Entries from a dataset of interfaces

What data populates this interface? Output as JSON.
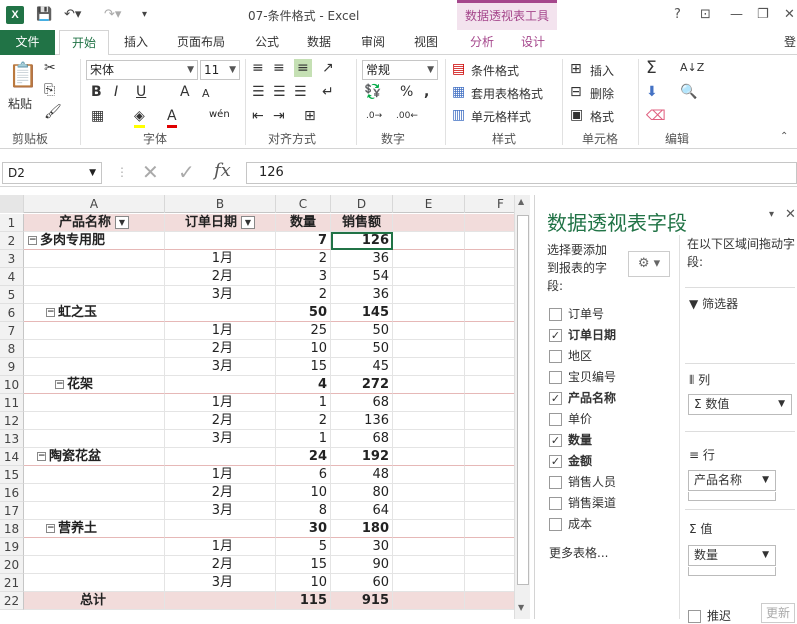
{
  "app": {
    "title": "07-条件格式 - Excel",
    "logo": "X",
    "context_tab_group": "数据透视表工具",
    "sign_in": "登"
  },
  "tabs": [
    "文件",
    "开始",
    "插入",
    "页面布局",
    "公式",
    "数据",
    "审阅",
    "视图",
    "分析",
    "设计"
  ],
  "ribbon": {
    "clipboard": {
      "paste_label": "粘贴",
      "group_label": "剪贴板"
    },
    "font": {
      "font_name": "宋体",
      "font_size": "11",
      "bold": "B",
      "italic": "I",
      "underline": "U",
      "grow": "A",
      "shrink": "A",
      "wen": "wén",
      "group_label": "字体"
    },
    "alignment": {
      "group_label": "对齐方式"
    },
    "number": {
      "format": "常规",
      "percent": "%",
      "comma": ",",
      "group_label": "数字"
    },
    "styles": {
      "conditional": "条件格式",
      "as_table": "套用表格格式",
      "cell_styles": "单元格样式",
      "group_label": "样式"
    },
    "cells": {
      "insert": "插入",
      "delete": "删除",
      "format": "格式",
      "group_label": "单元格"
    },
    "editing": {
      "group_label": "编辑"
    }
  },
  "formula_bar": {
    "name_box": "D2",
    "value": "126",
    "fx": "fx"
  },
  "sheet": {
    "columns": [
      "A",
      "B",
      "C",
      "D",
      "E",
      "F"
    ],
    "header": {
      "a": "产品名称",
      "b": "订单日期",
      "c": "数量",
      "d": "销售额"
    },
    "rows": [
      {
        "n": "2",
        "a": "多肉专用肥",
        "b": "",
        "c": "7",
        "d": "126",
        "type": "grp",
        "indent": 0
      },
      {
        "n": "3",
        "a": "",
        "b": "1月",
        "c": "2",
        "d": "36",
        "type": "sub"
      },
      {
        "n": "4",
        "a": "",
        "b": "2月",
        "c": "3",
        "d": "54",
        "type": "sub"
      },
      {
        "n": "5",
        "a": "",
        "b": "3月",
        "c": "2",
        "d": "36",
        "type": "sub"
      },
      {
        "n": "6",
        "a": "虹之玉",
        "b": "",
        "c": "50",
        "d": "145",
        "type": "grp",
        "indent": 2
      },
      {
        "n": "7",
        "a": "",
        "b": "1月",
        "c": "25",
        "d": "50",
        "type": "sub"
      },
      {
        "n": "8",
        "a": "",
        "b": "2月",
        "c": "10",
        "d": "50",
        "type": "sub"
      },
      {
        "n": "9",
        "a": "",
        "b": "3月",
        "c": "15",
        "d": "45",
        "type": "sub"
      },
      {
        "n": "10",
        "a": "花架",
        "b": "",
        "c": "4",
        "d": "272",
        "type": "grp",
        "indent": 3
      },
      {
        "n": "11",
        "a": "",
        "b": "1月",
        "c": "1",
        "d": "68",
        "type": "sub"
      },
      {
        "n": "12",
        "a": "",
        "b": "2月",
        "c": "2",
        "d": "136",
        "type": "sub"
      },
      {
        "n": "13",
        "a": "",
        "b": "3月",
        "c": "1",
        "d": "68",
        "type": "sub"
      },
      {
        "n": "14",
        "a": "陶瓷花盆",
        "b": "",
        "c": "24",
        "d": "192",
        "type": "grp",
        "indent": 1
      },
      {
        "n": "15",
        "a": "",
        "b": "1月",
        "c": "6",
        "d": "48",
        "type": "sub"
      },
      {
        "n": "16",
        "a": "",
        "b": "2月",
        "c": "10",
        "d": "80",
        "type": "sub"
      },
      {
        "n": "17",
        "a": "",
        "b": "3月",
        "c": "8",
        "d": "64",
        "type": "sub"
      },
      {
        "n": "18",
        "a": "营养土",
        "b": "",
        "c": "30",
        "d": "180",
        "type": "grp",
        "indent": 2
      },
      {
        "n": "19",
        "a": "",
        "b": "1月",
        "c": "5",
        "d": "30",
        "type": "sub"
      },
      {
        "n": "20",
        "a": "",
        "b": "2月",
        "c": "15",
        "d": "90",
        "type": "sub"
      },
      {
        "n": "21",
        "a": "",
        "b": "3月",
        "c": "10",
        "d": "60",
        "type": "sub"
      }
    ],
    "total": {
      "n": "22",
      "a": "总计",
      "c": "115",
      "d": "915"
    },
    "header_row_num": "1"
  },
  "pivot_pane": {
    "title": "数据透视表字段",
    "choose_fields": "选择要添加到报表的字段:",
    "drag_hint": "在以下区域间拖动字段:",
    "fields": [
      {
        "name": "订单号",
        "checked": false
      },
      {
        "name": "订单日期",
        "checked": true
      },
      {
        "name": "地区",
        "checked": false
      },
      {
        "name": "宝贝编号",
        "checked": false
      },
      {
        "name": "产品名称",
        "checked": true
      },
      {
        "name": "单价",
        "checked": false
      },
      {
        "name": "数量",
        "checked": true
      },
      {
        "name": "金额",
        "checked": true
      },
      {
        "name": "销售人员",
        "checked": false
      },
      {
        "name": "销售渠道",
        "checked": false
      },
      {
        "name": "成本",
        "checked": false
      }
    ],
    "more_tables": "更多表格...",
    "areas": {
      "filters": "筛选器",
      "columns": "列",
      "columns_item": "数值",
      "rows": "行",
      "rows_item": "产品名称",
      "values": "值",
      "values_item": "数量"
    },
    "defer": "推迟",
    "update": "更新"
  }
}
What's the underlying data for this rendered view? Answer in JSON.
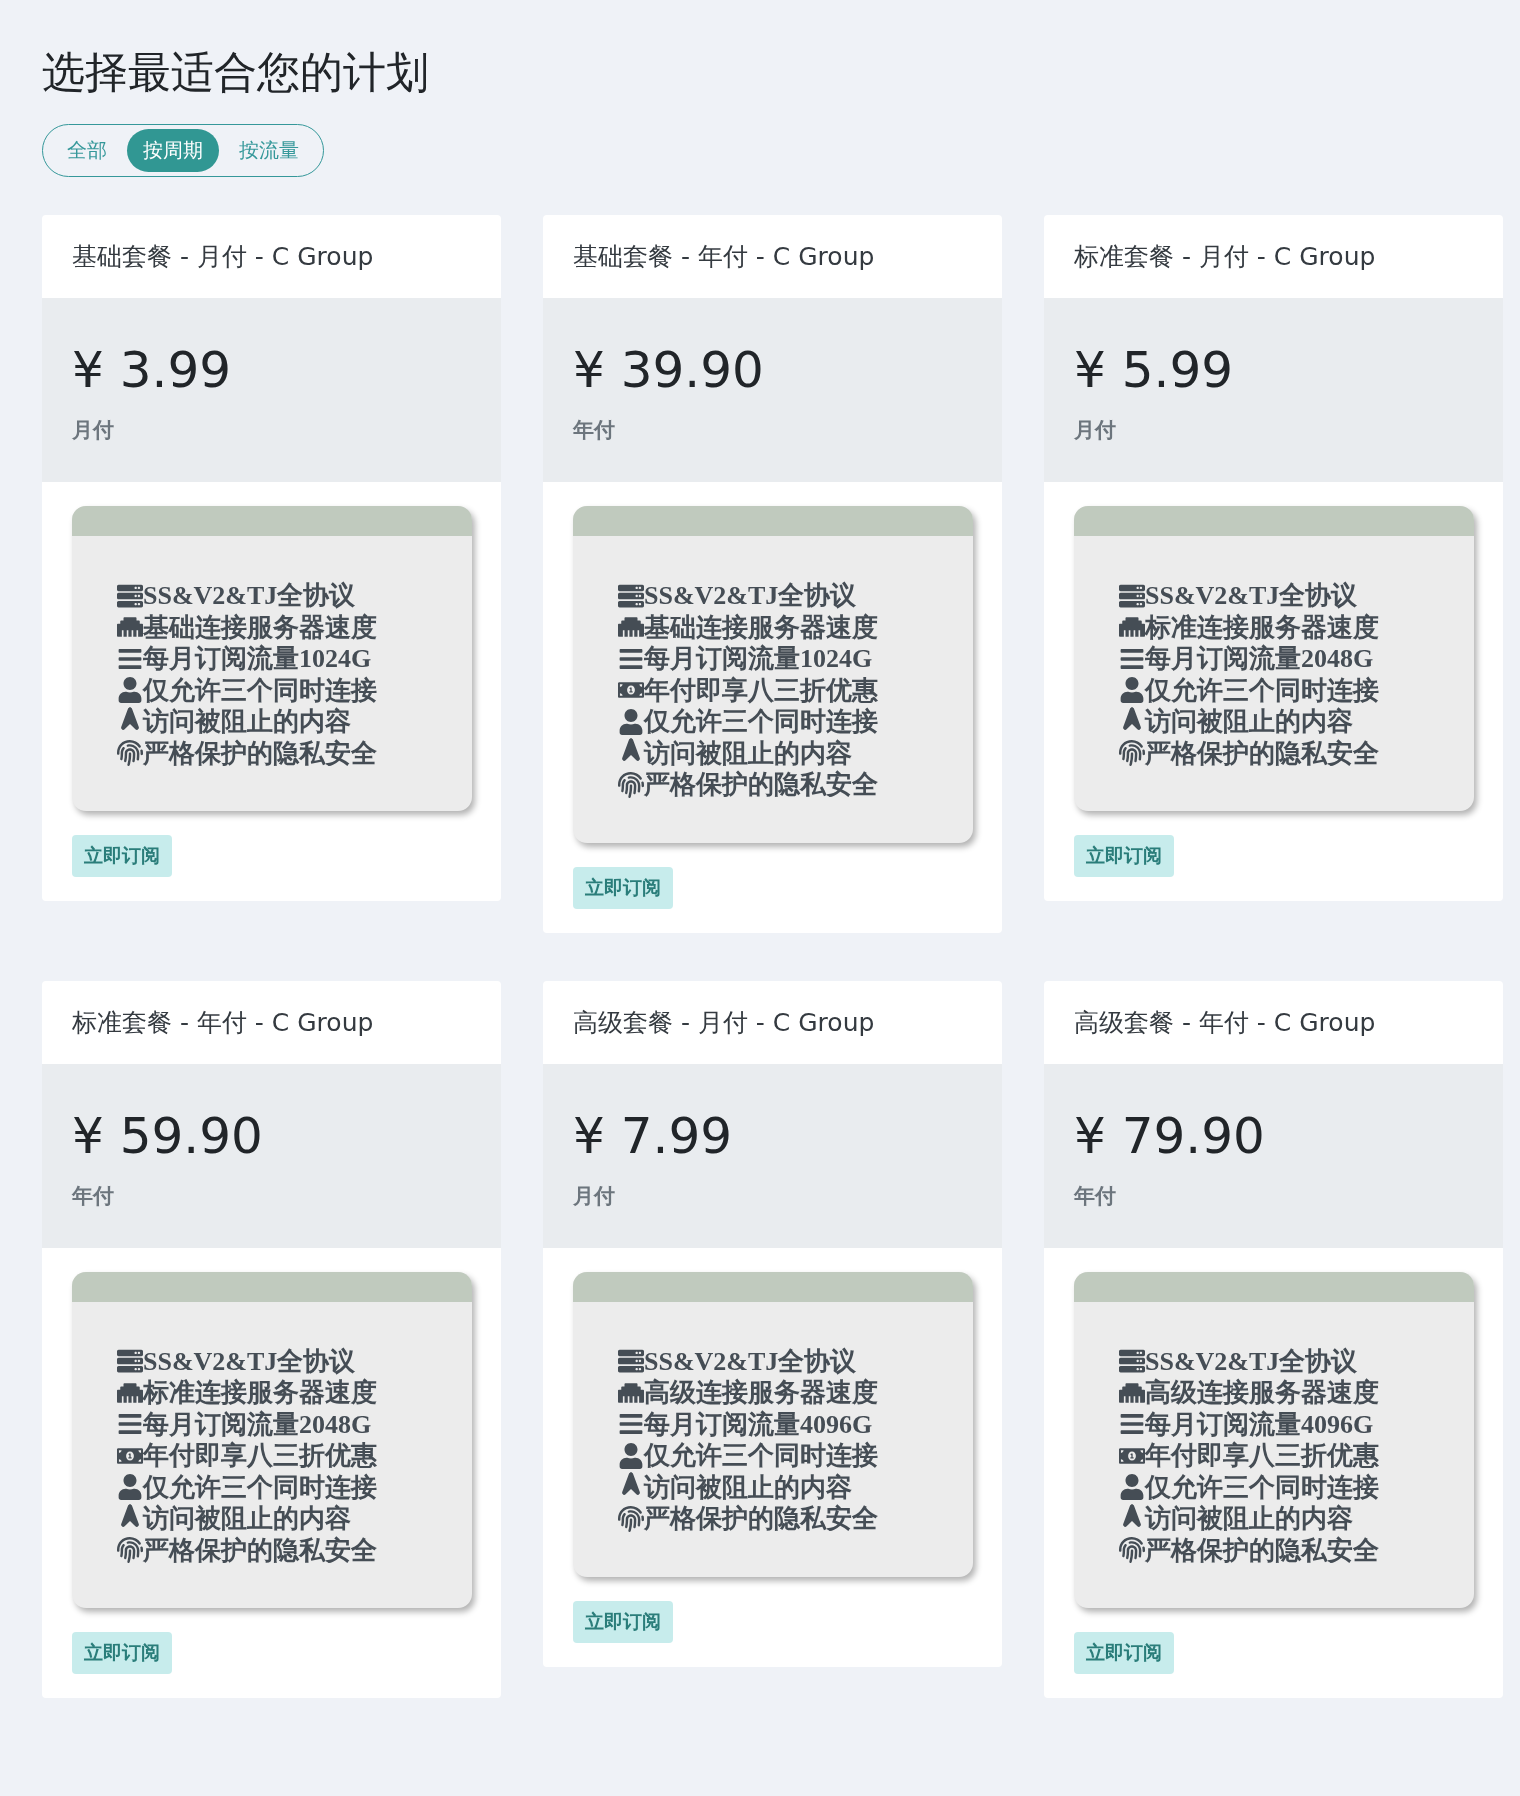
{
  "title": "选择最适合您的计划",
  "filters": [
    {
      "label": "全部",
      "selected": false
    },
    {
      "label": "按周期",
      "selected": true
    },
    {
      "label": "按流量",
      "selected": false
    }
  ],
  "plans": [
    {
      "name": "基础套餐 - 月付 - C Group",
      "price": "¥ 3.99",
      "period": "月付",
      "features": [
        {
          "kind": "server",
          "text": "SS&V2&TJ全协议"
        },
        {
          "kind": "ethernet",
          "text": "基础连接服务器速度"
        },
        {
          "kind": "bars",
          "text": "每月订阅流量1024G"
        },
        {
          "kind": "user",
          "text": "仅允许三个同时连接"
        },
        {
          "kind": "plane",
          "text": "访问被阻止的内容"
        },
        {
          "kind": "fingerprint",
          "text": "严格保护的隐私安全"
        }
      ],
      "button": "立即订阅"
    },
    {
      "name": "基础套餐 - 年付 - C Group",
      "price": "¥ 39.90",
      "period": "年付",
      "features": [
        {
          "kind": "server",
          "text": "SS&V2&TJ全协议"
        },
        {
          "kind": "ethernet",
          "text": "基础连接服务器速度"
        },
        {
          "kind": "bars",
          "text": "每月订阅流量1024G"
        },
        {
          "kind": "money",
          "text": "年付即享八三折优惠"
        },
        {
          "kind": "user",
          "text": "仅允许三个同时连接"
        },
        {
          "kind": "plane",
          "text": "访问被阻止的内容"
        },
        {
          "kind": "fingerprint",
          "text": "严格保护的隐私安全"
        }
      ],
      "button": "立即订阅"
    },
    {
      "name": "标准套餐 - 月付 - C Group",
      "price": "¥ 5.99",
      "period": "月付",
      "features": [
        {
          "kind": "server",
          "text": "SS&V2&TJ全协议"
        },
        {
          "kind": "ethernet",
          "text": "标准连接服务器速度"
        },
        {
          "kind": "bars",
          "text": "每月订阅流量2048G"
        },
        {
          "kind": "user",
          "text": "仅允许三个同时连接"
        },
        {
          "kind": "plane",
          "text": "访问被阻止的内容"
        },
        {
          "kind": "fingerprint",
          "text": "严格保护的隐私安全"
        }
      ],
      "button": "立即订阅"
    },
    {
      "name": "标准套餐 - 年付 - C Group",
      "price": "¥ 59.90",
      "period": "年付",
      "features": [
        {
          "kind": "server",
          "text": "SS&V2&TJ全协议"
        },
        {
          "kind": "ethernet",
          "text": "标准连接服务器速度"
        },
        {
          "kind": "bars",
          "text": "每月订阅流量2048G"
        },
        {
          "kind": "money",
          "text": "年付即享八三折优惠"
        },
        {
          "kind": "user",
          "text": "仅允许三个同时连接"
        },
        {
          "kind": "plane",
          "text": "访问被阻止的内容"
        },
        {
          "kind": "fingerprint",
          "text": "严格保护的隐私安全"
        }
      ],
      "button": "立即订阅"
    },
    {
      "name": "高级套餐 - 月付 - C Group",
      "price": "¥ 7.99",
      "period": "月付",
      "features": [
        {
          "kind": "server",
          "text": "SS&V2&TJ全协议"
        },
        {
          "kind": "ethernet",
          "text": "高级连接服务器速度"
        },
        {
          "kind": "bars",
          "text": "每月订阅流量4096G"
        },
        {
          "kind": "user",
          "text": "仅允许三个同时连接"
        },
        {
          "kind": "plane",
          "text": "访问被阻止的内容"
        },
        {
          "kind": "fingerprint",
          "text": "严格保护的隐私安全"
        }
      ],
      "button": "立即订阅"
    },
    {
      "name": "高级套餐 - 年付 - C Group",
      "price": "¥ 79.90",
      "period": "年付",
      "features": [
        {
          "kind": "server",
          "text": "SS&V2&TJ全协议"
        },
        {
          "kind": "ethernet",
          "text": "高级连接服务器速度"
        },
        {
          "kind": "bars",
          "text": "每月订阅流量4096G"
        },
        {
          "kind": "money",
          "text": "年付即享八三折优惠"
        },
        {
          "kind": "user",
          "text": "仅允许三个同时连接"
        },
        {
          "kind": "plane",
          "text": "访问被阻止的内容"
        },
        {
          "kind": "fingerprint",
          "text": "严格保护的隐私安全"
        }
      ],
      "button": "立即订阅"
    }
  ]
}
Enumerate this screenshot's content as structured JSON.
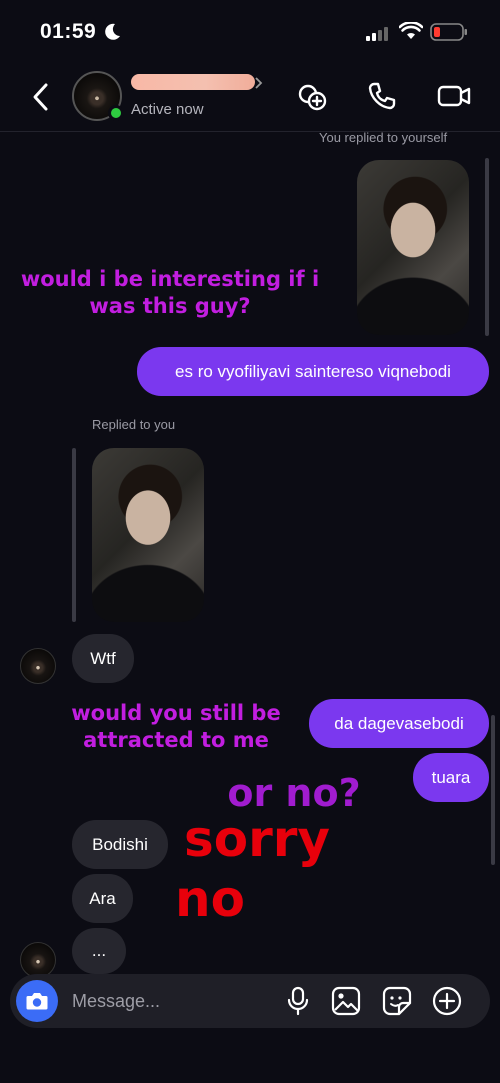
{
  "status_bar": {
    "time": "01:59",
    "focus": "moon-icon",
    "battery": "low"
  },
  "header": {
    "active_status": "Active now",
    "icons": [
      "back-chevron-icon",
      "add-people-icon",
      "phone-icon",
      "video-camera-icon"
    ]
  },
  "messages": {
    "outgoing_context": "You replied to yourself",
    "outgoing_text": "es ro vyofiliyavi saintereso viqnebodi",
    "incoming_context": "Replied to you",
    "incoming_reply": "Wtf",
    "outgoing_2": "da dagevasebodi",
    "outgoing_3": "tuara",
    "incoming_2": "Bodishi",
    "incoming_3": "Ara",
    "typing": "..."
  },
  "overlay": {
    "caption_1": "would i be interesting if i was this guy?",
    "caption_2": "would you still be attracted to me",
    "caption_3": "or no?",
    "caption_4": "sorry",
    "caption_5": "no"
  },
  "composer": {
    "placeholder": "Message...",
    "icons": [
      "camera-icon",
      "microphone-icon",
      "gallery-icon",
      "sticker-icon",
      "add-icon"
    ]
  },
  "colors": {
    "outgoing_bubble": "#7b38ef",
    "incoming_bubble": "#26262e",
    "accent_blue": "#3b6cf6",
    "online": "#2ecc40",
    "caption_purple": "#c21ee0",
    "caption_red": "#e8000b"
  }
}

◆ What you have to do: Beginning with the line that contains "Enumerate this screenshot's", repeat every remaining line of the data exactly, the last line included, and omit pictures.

◆ Result of this exercise:
Enumerate this screenshot's content as structured JSON.
{
  "status_bar": {
    "time": "01:59",
    "focus": "moon-icon",
    "battery": "low"
  },
  "header": {
    "active_status": "Active now",
    "icons": [
      "back-chevron-icon",
      "add-people-icon",
      "phone-icon",
      "video-camera-icon"
    ]
  },
  "messages": {
    "outgoing_context": "You replied to yourself",
    "outgoing_text": "es ro vyofiliyavi saintereso viqnebodi",
    "incoming_context": "Replied to you",
    "incoming_reply": "Wtf",
    "outgoing_2": "da dagevasebodi",
    "outgoing_3": "tuara",
    "incoming_2": "Bodishi",
    "incoming_3": "Ara",
    "typing": "..."
  },
  "overlay": {
    "caption_1": "would i be interesting if i was this guy?",
    "caption_2": "would you still be attracted to me",
    "caption_3": "or no?",
    "caption_4": "sorry",
    "caption_5": "no"
  },
  "composer": {
    "placeholder": "Message...",
    "icons": [
      "camera-icon",
      "microphone-icon",
      "gallery-icon",
      "sticker-icon",
      "add-icon"
    ]
  },
  "colors": {
    "outgoing_bubble": "#7b38ef",
    "incoming_bubble": "#26262e",
    "accent_blue": "#3b6cf6",
    "online": "#2ecc40",
    "caption_purple": "#c21ee0",
    "caption_red": "#e8000b"
  }
}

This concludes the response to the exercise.